What the task requires ::
Copy out each line of the data that contains "title".

Data records ::
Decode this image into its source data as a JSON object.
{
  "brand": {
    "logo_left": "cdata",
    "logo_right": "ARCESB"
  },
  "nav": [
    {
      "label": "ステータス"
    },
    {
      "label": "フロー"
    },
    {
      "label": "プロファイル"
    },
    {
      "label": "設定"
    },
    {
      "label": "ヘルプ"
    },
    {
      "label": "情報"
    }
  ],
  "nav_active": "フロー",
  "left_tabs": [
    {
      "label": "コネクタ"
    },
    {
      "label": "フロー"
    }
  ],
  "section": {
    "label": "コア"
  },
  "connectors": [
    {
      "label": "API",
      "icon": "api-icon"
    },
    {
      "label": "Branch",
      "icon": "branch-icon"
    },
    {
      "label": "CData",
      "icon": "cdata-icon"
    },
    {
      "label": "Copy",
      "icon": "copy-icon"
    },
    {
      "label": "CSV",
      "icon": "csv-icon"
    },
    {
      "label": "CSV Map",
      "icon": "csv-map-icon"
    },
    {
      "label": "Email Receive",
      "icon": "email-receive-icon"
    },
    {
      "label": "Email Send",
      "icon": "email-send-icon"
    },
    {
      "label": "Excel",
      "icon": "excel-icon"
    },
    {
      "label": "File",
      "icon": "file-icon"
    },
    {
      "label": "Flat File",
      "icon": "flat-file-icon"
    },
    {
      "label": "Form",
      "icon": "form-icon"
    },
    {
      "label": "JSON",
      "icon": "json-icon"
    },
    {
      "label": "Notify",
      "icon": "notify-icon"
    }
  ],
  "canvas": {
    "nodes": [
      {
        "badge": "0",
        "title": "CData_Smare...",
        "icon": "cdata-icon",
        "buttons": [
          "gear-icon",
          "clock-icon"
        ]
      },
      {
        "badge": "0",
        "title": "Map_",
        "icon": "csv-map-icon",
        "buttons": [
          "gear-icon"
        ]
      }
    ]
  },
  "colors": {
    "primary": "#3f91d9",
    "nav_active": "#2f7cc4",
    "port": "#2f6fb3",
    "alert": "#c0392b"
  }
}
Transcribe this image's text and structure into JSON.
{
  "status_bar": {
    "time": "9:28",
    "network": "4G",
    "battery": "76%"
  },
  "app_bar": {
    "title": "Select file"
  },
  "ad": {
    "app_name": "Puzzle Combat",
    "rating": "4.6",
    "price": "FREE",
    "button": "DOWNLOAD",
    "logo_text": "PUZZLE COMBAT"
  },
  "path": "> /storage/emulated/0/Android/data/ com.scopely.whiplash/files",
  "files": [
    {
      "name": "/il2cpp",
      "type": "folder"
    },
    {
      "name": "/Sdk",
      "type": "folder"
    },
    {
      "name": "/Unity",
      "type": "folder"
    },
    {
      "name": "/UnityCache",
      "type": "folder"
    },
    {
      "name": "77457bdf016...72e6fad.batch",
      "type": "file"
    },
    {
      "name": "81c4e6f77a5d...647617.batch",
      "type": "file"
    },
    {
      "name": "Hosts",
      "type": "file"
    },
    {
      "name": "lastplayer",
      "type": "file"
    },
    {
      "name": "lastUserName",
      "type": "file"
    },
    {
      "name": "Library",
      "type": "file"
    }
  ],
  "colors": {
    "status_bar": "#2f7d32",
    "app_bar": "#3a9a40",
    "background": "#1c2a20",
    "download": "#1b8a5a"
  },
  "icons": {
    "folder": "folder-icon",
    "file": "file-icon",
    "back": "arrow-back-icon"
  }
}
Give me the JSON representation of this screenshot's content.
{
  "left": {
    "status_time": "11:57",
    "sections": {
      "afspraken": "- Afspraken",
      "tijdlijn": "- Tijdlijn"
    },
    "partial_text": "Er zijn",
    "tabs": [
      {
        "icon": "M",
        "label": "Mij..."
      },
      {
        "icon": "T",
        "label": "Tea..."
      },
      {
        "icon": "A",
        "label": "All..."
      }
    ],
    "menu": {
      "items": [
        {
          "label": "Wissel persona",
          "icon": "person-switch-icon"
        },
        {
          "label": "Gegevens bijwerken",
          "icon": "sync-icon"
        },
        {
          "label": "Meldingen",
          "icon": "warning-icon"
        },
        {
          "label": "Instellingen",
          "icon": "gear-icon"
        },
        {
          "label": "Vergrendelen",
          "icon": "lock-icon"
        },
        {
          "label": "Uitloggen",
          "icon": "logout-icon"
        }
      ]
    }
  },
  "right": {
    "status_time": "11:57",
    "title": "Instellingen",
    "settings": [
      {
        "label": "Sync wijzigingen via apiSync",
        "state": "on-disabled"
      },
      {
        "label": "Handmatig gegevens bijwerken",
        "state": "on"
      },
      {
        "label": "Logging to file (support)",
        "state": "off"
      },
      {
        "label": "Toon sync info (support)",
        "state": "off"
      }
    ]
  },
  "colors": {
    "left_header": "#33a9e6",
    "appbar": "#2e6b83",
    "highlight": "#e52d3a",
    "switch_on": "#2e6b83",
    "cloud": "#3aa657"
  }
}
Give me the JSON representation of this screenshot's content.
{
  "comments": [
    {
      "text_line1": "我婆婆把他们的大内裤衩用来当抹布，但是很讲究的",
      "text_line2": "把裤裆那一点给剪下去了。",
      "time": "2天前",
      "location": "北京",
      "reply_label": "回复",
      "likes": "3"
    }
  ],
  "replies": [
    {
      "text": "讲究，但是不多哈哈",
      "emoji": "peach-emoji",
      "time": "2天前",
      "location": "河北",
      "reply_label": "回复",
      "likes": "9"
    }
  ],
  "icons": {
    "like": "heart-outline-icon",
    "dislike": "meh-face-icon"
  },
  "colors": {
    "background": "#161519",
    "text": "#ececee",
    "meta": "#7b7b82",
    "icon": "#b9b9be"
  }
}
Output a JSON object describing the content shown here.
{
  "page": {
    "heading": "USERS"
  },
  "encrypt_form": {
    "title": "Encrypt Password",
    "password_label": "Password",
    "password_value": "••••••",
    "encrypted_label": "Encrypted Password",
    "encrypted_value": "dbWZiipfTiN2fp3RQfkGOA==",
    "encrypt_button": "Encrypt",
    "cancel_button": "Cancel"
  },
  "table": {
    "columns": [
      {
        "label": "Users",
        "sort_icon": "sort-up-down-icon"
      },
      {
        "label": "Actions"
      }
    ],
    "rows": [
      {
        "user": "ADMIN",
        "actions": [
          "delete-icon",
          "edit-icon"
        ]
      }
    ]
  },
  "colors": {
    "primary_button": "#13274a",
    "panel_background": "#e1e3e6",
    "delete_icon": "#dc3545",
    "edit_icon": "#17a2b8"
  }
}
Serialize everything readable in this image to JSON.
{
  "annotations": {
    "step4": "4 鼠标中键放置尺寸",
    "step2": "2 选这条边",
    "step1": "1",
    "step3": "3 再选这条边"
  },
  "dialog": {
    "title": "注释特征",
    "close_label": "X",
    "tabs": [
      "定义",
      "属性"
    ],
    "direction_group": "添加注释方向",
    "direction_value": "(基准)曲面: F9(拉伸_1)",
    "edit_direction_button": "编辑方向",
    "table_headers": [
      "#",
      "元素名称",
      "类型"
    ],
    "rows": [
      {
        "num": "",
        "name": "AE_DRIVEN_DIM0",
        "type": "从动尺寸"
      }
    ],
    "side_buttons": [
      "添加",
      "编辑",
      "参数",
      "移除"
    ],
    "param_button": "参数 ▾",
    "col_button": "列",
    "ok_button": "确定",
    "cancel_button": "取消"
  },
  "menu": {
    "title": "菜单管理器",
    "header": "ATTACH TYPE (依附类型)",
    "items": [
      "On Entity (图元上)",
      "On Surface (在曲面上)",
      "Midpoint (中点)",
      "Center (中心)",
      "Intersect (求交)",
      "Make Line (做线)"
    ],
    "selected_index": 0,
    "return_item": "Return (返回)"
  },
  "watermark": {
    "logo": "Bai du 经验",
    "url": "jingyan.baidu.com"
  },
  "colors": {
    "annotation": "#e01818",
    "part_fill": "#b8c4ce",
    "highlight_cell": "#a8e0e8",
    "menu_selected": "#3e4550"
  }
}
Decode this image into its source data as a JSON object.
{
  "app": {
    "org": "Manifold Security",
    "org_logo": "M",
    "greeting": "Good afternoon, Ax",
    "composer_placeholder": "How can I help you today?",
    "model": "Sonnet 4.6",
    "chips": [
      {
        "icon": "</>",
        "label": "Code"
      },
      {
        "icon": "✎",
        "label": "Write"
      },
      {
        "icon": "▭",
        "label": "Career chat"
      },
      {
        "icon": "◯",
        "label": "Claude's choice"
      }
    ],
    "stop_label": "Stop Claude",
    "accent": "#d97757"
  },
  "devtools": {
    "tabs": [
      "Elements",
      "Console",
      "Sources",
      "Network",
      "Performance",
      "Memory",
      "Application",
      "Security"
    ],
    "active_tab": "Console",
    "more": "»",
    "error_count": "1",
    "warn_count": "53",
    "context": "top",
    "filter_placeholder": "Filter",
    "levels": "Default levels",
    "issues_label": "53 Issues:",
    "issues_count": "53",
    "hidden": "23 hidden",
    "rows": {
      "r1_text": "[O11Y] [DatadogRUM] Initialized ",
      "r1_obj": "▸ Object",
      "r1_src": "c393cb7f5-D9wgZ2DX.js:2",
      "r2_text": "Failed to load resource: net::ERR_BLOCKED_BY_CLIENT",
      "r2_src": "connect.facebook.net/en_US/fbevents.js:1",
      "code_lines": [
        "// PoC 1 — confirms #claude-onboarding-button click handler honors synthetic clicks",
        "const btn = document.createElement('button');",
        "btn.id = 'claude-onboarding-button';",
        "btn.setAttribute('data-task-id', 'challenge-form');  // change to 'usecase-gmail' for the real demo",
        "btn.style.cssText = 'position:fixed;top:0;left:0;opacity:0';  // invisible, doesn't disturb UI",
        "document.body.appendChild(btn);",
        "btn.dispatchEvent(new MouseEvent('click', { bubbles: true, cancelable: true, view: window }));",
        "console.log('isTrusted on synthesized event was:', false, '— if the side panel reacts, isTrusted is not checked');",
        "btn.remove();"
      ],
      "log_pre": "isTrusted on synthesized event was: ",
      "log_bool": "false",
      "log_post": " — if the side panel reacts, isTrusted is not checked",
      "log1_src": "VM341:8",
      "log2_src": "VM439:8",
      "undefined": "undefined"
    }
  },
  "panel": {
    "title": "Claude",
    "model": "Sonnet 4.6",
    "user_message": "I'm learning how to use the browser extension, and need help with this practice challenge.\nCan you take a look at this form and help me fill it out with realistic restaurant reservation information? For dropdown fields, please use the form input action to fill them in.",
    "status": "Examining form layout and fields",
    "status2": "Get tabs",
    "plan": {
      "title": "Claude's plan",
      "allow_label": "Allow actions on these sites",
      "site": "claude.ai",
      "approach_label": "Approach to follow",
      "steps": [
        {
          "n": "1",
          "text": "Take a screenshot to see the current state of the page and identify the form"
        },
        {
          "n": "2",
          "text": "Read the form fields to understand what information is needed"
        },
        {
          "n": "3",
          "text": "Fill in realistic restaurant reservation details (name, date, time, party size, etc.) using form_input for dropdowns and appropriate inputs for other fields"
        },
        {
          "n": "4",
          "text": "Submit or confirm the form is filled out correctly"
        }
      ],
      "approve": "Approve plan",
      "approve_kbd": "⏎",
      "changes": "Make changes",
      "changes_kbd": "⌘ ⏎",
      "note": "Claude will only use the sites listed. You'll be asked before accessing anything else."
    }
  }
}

Answer to the exercise ::
        "title": "CData_Smare...",
        "title": "Map_",
    "title": "Select file"
    "title": "Instellingen",
    "title": "Encrypt Password",
    "title": "注释特征",
    "title": "菜单管理器",
    "title": "Claude",
      "title": "Claude's plan",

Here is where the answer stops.